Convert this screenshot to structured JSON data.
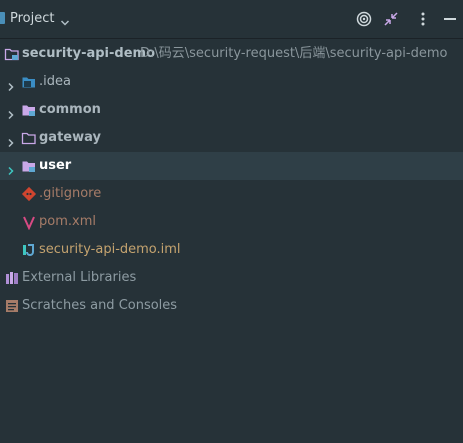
{
  "header": {
    "title": "Project",
    "icons": [
      "target-icon",
      "collapse-icon",
      "more-vertical-icon",
      "minimize-icon"
    ]
  },
  "tree": {
    "root": {
      "name": "security-api-demo",
      "path": "D:\\码云\\security-request\\后端\\security-api-demo"
    },
    "items": [
      {
        "label": ".idea",
        "icon": "idea-folder-icon"
      },
      {
        "label": "common",
        "icon": "module-folder-icon"
      },
      {
        "label": "gateway",
        "icon": "folder-icon"
      },
      {
        "label": "user",
        "icon": "module-folder-icon"
      },
      {
        "label": ".gitignore",
        "icon": "git-icon"
      },
      {
        "label": "pom.xml",
        "icon": "maven-icon"
      },
      {
        "label": "security-api-demo.iml",
        "icon": "iml-icon"
      }
    ],
    "external_libraries": "External Libraries",
    "scratches": "Scratches and Consoles"
  },
  "colors": {
    "background": "#263238",
    "selected_row": "#2f3f47",
    "folder": "#c9a8e8",
    "module_badge": "#5fa8d3",
    "accent_teal": "#3ec6c0"
  }
}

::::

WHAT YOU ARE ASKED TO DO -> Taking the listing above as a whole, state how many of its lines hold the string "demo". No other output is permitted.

WRITTEN SOLUTION -> 3